These percentages are given in ranges and are only approximate, because personal circumstances and preferences vary widely and must be taken into account individually by each investor. In general, the percent ranges given are suitable for five-digit hard-money portfolios—smaller ones should favor coins more heavily; larger ones should favor bullion and Swiss franc deposits more heavily. Further, whether hard-money investments should represent a major or minor portion of one's total portfolio also depends upon individual factors, particularly the magnitude of the total amount of one's financial assets. No "model portfolio" suits everyone.

As a final word, there are also some dangerous traps to avoid. The most serious trap is having dollars locked in interest-bearing term deposits. Another serious trap to avoid is being a lender against mortgages. Further, although the equity markets may rise strongly this summer as a result of government-inspired, artificial interest-rate reductions over the past year and increased consumer and business spending this year, the stock market will halt in its tracks and reverse its course as soon as double-digit inflation clearly reappears, which I expect will be soon after mid-year. For a precedent, one need only recall that double-digit price inflation in 1974 drove the Dow Jones Industrial Average down to 627, its lowest closing level in 12 years—and, in real value terms, its lowest in 17 years.

This picture of hyperinflation is not a pessimistic outlook. The great damage—the ravaging of people around the world—occurs during the course of rampant statism and runaway inflation. When hyperinflation takes over, it means that people are spontaneously throwing off the monetary yoke of systematic looting with which their respective nation-state hierarchies have bled away their substance. It means danger, but it also means opportunity.

At that critical juncture, which means the total destruction of nation-state paper currencies, the way will be prepared economically for a new and unprecedented era of prosperity and progress—provided that there exists enough economic understanding for markets to be left politically free to competitively provide sound money along with various other market services.

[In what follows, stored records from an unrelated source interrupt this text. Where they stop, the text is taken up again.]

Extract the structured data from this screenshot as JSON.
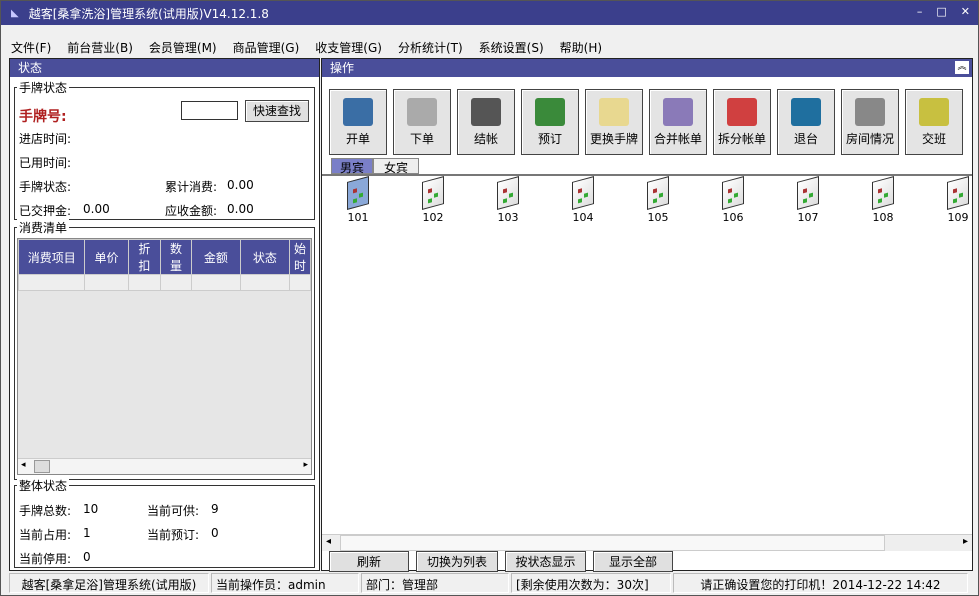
{
  "title": "越客[桑拿洗浴]管理系统(试用版)V14.12.1.8",
  "window_controls": [
    "–",
    "□",
    "✕"
  ],
  "menu": [
    "文件(F)",
    "前台营业(B)",
    "会员管理(M)",
    "商品管理(G)",
    "收支管理(G)",
    "分析统计(T)",
    "系统设置(S)",
    "帮助(H)"
  ],
  "left": {
    "header": "状态",
    "card": {
      "legend": "手牌状态",
      "card_no_label": "手牌号:",
      "search_value": "",
      "search_button": "快速查找",
      "enter_time": "进店时间:",
      "used_time": "已用时间:",
      "card_status": "手牌状态:",
      "total_label": "累计消费:",
      "total_value": "0.00",
      "deposit_label": "已交押金:",
      "deposit_value": "0.00",
      "receivable_label": "应收金额:",
      "receivable_value": "0.00"
    },
    "consume": {
      "legend": "消费清单",
      "columns": [
        "消费项目",
        "单价",
        "折扣",
        "数量",
        "金额",
        "状态",
        "始时"
      ]
    },
    "overall": {
      "legend": "整体状态",
      "total_label": "手牌总数:",
      "total": "10",
      "avail_label": "当前可供:",
      "avail": "9",
      "occupied_label": "当前占用:",
      "occupied": "1",
      "reserved_label": "当前预订:",
      "reserved": "0",
      "disabled_label": "当前停用:",
      "disabled": "0"
    }
  },
  "right": {
    "header": "操作",
    "collapse_icon": "︽",
    "toolbar": [
      {
        "label": "开单",
        "color": "#3a6ea5"
      },
      {
        "label": "下单",
        "color": "#aaa"
      },
      {
        "label": "结帐",
        "color": "#555"
      },
      {
        "label": "预订",
        "color": "#3a8a3a"
      },
      {
        "label": "更换手牌",
        "color": "#e8d890"
      },
      {
        "label": "合并帐单",
        "color": "#8a7ab8"
      },
      {
        "label": "拆分帐单",
        "color": "#d04040"
      },
      {
        "label": "退台",
        "color": "#1f6f9f"
      },
      {
        "label": "房间情况",
        "color": "#888"
      },
      {
        "label": "交班",
        "color": "#c8c040"
      }
    ],
    "tabs": [
      "男宾",
      "女宾"
    ],
    "rooms": [
      "101",
      "102",
      "103",
      "104",
      "105",
      "106",
      "107",
      "108",
      "109"
    ],
    "bottom_buttons": [
      "刷新",
      "切换为列表",
      "按状态显示",
      "显示全部"
    ]
  },
  "statusbar": [
    "越客[桑拿足浴]管理系统(试用版)",
    "当前操作员：admin",
    "部门：管理部",
    "[剩余使用次数为：30次]",
    "请正确设置您的打印机！2014-12-22 14:42"
  ]
}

Indeed, herein lies the reason for long-term optimism. For this emerging depression can be best understood as the triumph of the orderly, harmonious, natural laws of human behavior and economics over the disorderly, coercive, capricious "laws" of the State. It has been so with all runaway inflations throughout history, although in the past, few of the participants had much comprehension of the laws governing human action.

In the present inflation, however, for the first time in history, there is comparatively widespread and growing, economic understanding of appropriate solutions, especially in the vital field of monetary economics. It is contained in that body of economic knowledge called the Austrian School. No other economic theorists are able to apply their theories so completely to practical life.

The Austrian economists cannot presently hope directly to influence either the President or Congress. However, more importantly, their theories and analyses have influenced a large and growing number of private individuals, particularly during the past decade. These individuals' increased understanding of the economic situation has proven immensely profitable for some of them as investors in recent times, while the past decade has not kindly treated others who have ignored the Austrian analysis. This understanding can be expected to spread and to broaden its impact in the future and eventually to have a dramatic beneficial effect on overall economic and social well-being.

We are rapidly approaching a time when the dollar will be rendered worthless, when the precious metals will again be recognized as money—yea, when free competitive markets may well foster an even better money and money system. For those able to protect themselves and their assets, there are manifold opportunities to disseminate the ideas which can slowly move society in a new direction—away from statism and stagnation and toward freedom and prosperity.

Jerome Smith is editor of World Market Perspective and founder of Economic Research Counselors. This article is based on material from his forthcoming book, Understanding Runaway Inflation: The Coming Currency Collapse.